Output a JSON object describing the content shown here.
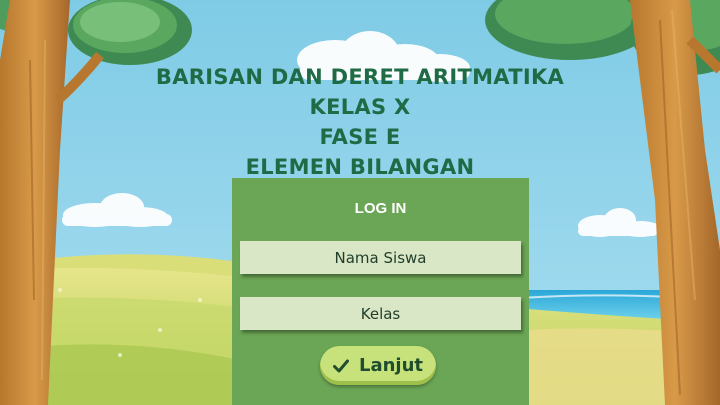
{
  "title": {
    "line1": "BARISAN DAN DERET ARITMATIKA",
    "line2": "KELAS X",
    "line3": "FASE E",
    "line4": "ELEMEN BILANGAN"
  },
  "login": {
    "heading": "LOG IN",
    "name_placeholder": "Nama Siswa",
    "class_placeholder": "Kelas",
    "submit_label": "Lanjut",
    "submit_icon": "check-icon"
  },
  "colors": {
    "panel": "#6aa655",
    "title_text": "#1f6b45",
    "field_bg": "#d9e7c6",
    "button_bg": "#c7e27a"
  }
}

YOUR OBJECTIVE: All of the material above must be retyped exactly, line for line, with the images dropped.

FINISHED EXERCISE:
Output a JSON object describing the content shown here.
{
  "title": {
    "line1": "BARISAN DAN DERET ARITMATIKA",
    "line2": "KELAS X",
    "line3": "FASE E",
    "line4": "ELEMEN BILANGAN"
  },
  "login": {
    "heading": "LOG IN",
    "name_placeholder": "Nama Siswa",
    "class_placeholder": "Kelas",
    "submit_label": "Lanjut",
    "submit_icon": "check-icon"
  },
  "colors": {
    "panel": "#6aa655",
    "title_text": "#1f6b45",
    "field_bg": "#d9e7c6",
    "button_bg": "#c7e27a"
  }
}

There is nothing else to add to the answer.